* _Source material_:
┄┄┄┄┄┄┄┄┄┄

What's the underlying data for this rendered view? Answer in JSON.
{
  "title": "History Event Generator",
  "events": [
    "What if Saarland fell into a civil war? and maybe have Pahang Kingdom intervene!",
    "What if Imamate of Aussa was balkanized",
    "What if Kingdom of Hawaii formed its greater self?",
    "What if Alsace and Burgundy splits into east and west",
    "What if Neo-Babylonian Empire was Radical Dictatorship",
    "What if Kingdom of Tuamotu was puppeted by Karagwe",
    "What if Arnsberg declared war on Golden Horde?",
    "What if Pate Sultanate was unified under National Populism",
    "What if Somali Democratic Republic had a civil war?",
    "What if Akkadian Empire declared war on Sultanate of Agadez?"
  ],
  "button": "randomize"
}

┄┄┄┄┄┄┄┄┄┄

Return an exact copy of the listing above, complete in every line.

* _Exercise answer_:
What's the underlying data for this rendered view? Answer in JSON.
{
  "title": "History Event Generator",
  "events": [
    "What if Saarland fell into a civil war? and maybe have Pahang Kingdom intervene!",
    "What if Imamate of Aussa was balkanized",
    "What if Kingdom of Hawaii formed its greater self?",
    "What if Alsace and Burgundy splits into east and west",
    "What if Neo-Babylonian Empire was Radical Dictatorship",
    "What if Kingdom of Tuamotu was puppeted by Karagwe",
    "What if Arnsberg declared war on Golden Horde?",
    "What if Pate Sultanate was unified under National Populism",
    "What if Somali Democratic Republic had a civil war?",
    "What if Akkadian Empire declared war on Sultanate of Agadez?"
  ],
  "button": "randomize"
}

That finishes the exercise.